Moodie's letter notes, she received her first messages on June 22, 1857, from a device she curiously terms a "Spiritoscope," despite he derision and perceived contradictions of Hare's work. After a rough argument with her husband over their conflicting beliefs that left Susanna in tears, and a private moment where she became convinced the spirits had forcefully moved her unwilling hand after she dared them to prove themselves out loud by moving it, she immediately went downstairs to engage the device her husband had made to circumvent laborious alphabet calling:

"My husband had contrived a very ingenious sort of Spiritoscope, a board running upon two smooth brass rods with an index that pointed to the alphabet in order to save the trouble of calling over the alphabet. I had always refused to put my hands upon this board, which would move for people under the influence and spell out letter by letter messages and names. But being alone, I placed my hands upon the board, and asked, 'Was it a spirit that lifted my hand?' and the board rolled forward and spelt out 'Yes.'"

Moodie's account goes on to detail the messages she received, she believed from the spirit of her old friend Thomas Harrall. The communications continued "for many nights after," and she often found herself so entranced in the sessions that her husband, who began to take transcripts of her sessions, "had to employ the reverse passes in mesmerism in order to break the spell."

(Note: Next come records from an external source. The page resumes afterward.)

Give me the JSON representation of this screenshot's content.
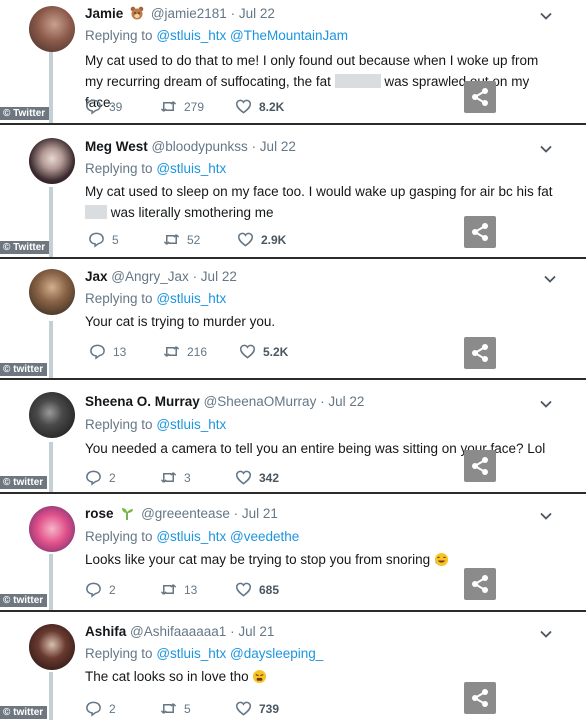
{
  "tweets": [
    {
      "name": "Jamie",
      "handle": "@jamie2181",
      "date": "· Jul 22",
      "emoji": "bear",
      "replying_prefix": "Replying to",
      "replying_to": "@stluis_htx @TheMountainJam",
      "text_a": "My cat used to do that to me!  I only found out because when I woke up from my recurring dream of suffocating, the fat ",
      "text_b": " was sprawled out on my face.",
      "replies": "39",
      "retweets": "279",
      "likes": "8.2K",
      "watermark": "© Twitter"
    },
    {
      "name": "Meg West",
      "handle": "@bloodypunkss",
      "date": "· Jul 22",
      "replying_prefix": "Replying to",
      "replying_to": "@stluis_htx",
      "text_a": "My cat used to sleep on my face too. I would wake up gasping for air bc his fat ",
      "text_b": " was literally smothering me",
      "replies": "5",
      "retweets": "52",
      "likes": "2.9K",
      "watermark": "© Twitter"
    },
    {
      "name": "Jax",
      "handle": "@Angry_Jax",
      "date": "· Jul 22",
      "replying_prefix": "Replying to",
      "replying_to": "@stluis_htx",
      "text_a": "Your cat is trying to murder you.",
      "text_b": "",
      "replies": "13",
      "retweets": "216",
      "likes": "5.2K",
      "watermark": "© twitter"
    },
    {
      "name": "Sheena O. Murray",
      "handle": "@SheenaOMurray",
      "date": "· Jul 22",
      "replying_prefix": "Replying to",
      "replying_to": "@stluis_htx",
      "text_a": "You needed a camera to tell you an entire being was sitting on your face? Lol",
      "text_b": "",
      "replies": "2",
      "retweets": "3",
      "likes": "342",
      "watermark": "© twitter"
    },
    {
      "name": "rose",
      "handle": "@greeentease",
      "date": "· Jul 21",
      "emoji": "seedling",
      "replying_prefix": "Replying to",
      "replying_to": "@stluis_htx @veedethe",
      "text_a": "Looks like your cat may be trying to stop you from snoring ",
      "text_b": "",
      "text_emoji": "rofl",
      "replies": "2",
      "retweets": "13",
      "likes": "685",
      "watermark": "© twitter"
    },
    {
      "name": "Ashifa",
      "handle": "@Ashifaaaaaa1",
      "date": "· Jul 21",
      "replying_prefix": "Replying to",
      "replying_to": "@stluis_htx @daysleeping_",
      "text_a": "The cat looks so in love tho ",
      "text_b": "",
      "text_emoji": "weary",
      "replies": "2",
      "retweets": "5",
      "likes": "739",
      "watermark": "© twitter"
    }
  ],
  "colors": {
    "link": "#1b95e0",
    "muted": "#657786",
    "share_button": "#8b8b8b"
  }
}
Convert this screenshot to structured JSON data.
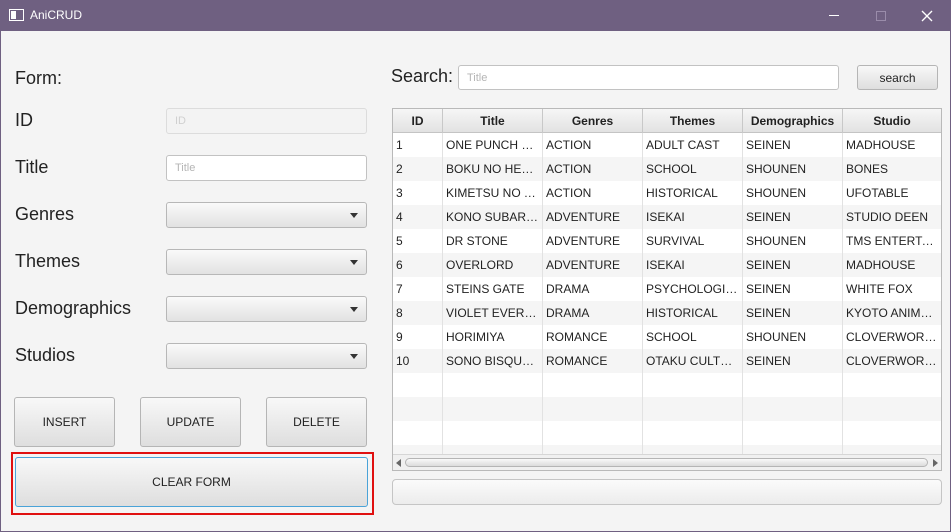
{
  "window": {
    "title": "AniCRUD"
  },
  "form": {
    "heading": "Form:",
    "id_label": "ID",
    "id_placeholder": "ID",
    "title_label": "Title",
    "title_placeholder": "Title",
    "genres_label": "Genres",
    "themes_label": "Themes",
    "demographics_label": "Demographics",
    "studios_label": "Studios"
  },
  "buttons": {
    "insert": "INSERT",
    "update": "UPDATE",
    "delete": "DELETE",
    "clear": "CLEAR FORM",
    "search": "search"
  },
  "search": {
    "label": "Search:",
    "placeholder": "Title"
  },
  "table": {
    "columns": [
      "ID",
      "Title",
      "Genres",
      "Themes",
      "Demographics",
      "Studio"
    ],
    "rows": [
      [
        "1",
        "ONE PUNCH M...",
        "ACTION",
        "ADULT CAST",
        "SEINEN",
        "MADHOUSE"
      ],
      [
        "2",
        "BOKU NO HER...",
        "ACTION",
        "SCHOOL",
        "SHOUNEN",
        "BONES"
      ],
      [
        "3",
        "KIMETSU NO Y...",
        "ACTION",
        "HISTORICAL",
        "SHOUNEN",
        "UFOTABLE"
      ],
      [
        "4",
        "KONO SUBARA...",
        "ADVENTURE",
        "ISEKAI",
        "SEINEN",
        "STUDIO DEEN"
      ],
      [
        "5",
        "DR STONE",
        "ADVENTURE",
        "SURVIVAL",
        "SHOUNEN",
        "TMS ENTERTAI..."
      ],
      [
        "6",
        "OVERLORD",
        "ADVENTURE",
        "ISEKAI",
        "SEINEN",
        "MADHOUSE"
      ],
      [
        "7",
        "STEINS GATE",
        "DRAMA",
        "PSYCHOLOGICAL",
        "SEINEN",
        "WHITE FOX"
      ],
      [
        "8",
        "VIOLET EVERGA...",
        "DRAMA",
        "HISTORICAL",
        "SEINEN",
        "KYOTO ANIMA..."
      ],
      [
        "9",
        "HORIMIYA",
        "ROMANCE",
        "SCHOOL",
        "SHOUNEN",
        "CLOVERWORKS"
      ],
      [
        "10",
        "SONO BISQUE ...",
        "ROMANCE",
        "OTAKU CULTURE",
        "SEINEN",
        "CLOVERWORKS"
      ],
      [
        "",
        "",
        "",
        "",
        "",
        ""
      ],
      [
        "",
        "",
        "",
        "",
        "",
        ""
      ],
      [
        "",
        "",
        "",
        "",
        "",
        ""
      ],
      [
        "",
        "",
        "",
        "",
        "",
        ""
      ]
    ]
  },
  "colors": {
    "titlebar": "#6f6081",
    "background": "#f4f4f4",
    "highlight_outline": "#e01010",
    "focus_border": "#4aa3d8"
  }
}
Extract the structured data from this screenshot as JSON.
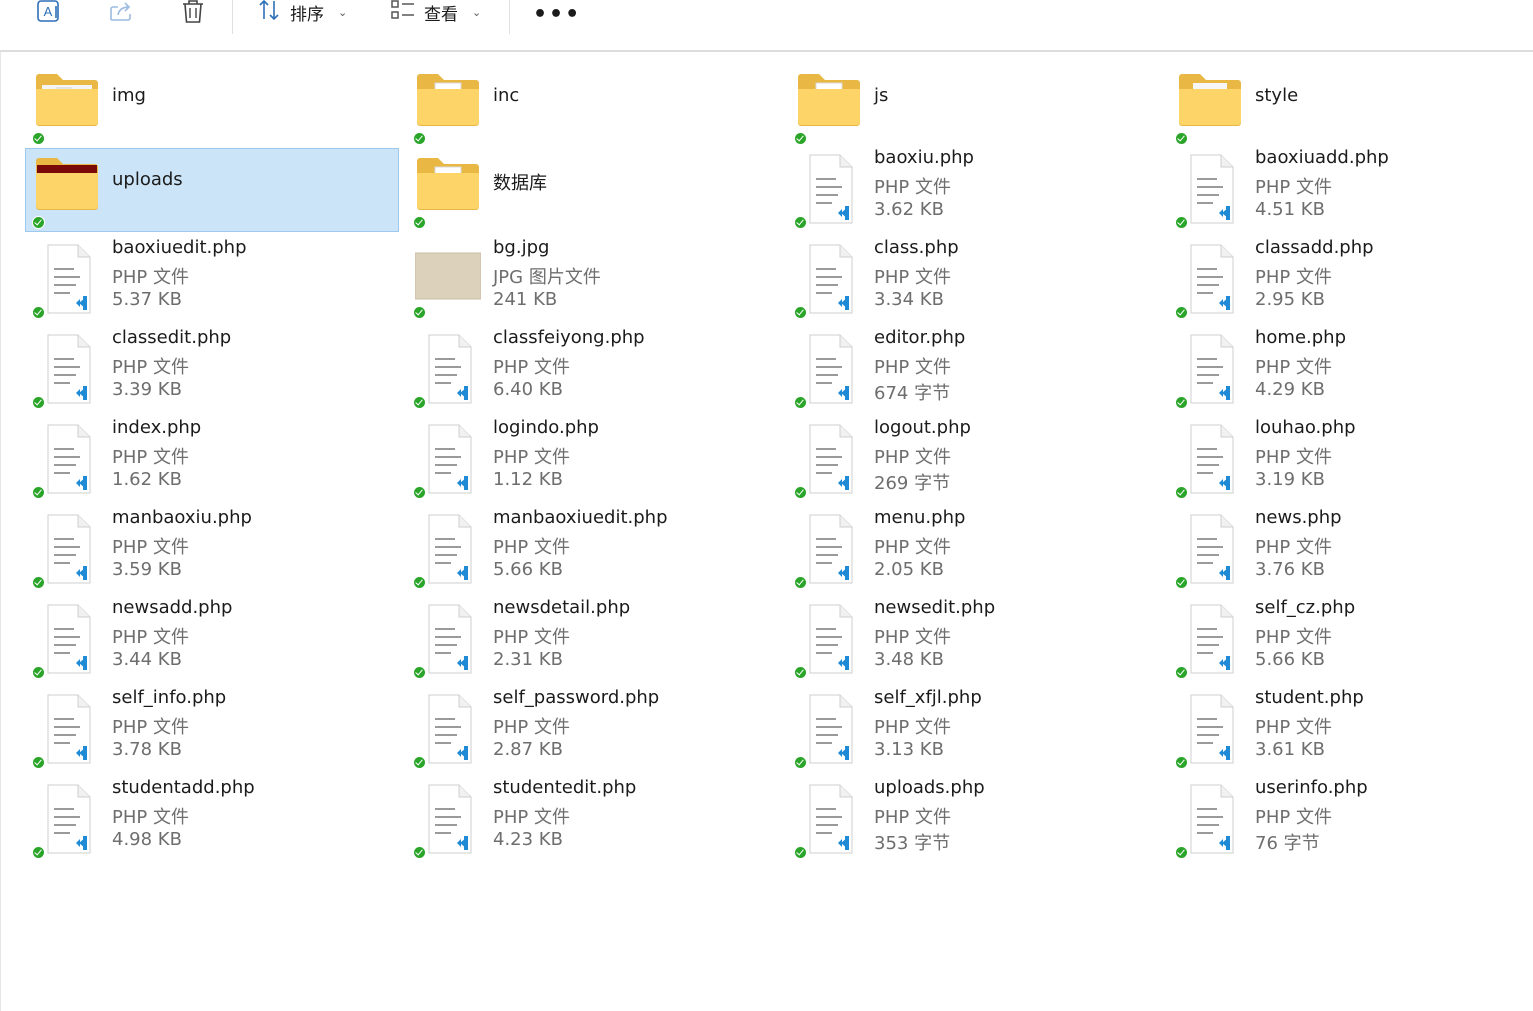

Moodie among her family, her white-bearded husband John--inventor
of the Moodie Spiritoscope--at right.
Unfortunately, no depictions of the Moodie Spiritoscope are known to exist. Given the description of the layout and Moodie's clarification that the board rolled forward, rather than side-to-side, it could be that the rolling board, placed as it was atop its brass rod rollers, served as the planchette, with a forward/back motion on the table, rather than a side-to-side motion, which means an alphabet was likely lined up vertically adjacent to it or placed upon the tabletop in some fashion so that the index could scroll letter-to-letter. Perhaps in some way similar to the later Snitch Baby. Or, "forward" may just mean she rolled it forward through the alphabet (and perhaps side-to-side), which would be a different classification for use, more akin to a Braham slide-plate. And who knows if the alphabet was on a card, stamped onto the table, or on a separate board. That's all pure pondering, and, as always, the clues are incredibly tantalizing but woefully incomplete. But, in any case, Moodie's description provides for us a brief glimpse into the world of early spirit communication devices, and in the process opens up a previously-unrealized window into the life of a prolific author who had a front-row seat to the birth of Spiritualism.